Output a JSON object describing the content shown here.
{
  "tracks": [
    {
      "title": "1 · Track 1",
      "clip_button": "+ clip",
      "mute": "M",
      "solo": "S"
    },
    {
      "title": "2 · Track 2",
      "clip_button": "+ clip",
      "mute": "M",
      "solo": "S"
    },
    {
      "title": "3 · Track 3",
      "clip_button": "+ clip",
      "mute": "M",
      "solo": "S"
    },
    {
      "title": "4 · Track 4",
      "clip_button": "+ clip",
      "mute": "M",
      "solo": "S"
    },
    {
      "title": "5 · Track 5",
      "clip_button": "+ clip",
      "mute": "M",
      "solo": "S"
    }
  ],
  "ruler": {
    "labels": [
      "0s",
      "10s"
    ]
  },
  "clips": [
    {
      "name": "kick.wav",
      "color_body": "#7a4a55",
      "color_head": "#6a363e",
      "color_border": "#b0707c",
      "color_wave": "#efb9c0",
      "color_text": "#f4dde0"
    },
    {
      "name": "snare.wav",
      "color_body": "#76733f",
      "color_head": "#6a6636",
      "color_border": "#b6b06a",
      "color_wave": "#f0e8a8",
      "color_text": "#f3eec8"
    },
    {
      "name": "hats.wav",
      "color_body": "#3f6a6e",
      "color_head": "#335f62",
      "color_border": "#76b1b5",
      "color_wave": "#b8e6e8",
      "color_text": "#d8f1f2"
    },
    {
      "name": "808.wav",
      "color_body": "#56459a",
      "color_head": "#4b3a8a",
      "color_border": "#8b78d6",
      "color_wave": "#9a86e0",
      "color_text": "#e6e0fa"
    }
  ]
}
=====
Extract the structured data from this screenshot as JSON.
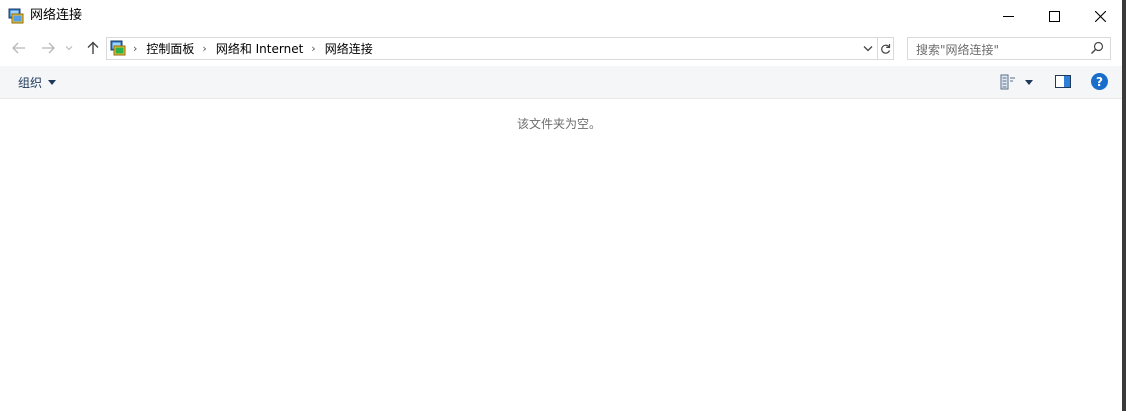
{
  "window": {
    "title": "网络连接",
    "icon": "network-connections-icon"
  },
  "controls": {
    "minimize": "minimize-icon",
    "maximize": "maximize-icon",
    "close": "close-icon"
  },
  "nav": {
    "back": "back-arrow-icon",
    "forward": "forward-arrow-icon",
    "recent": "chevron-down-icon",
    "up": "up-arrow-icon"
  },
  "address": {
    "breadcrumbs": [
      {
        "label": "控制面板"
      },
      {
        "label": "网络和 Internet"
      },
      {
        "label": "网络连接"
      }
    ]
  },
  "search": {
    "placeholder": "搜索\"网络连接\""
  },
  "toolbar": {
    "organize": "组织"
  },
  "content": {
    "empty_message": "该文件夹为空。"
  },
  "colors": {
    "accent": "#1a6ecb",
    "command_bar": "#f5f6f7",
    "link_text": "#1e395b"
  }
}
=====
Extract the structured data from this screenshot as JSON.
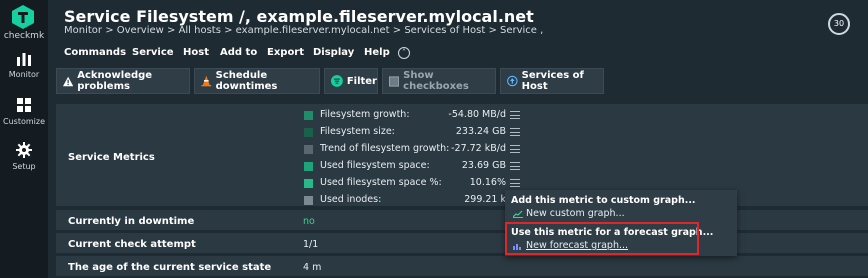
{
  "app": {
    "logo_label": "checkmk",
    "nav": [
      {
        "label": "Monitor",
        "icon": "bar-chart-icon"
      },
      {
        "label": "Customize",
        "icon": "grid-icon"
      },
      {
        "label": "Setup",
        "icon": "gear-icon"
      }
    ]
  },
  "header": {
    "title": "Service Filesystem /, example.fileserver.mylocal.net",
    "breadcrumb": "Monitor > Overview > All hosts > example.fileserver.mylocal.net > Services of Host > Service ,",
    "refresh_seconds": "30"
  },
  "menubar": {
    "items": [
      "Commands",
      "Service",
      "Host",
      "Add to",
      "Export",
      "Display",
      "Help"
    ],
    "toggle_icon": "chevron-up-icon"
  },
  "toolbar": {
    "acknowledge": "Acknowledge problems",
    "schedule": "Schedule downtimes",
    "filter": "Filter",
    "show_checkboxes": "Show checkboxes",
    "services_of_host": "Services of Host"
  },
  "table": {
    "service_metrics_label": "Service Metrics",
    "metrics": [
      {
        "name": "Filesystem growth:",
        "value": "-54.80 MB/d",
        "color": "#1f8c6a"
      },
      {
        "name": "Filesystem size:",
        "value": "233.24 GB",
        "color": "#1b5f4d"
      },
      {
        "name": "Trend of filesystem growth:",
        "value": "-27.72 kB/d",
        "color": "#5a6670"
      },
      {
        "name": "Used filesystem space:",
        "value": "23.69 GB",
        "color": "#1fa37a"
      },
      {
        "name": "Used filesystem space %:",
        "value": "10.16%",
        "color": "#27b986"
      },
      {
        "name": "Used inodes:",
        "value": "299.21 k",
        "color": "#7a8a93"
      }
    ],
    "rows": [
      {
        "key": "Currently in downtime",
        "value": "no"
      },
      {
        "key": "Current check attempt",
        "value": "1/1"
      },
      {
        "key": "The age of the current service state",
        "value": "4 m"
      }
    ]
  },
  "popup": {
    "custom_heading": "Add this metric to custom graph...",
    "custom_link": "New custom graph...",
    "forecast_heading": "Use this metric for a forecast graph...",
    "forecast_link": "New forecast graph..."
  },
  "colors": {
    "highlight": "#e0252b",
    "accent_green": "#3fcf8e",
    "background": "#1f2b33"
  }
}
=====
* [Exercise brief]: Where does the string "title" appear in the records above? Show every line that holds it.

* [Reply to the exercise]:
      "title": "1 · Track 1",
      "title": "2 · Track 2",
      "title": "3 · Track 3",
      "title": "4 · Track 4",
      "title": "5 · Track 5",
    "title": "网络连接",
    "title": "Service Filesystem /, example.fileserver.mylocal.net",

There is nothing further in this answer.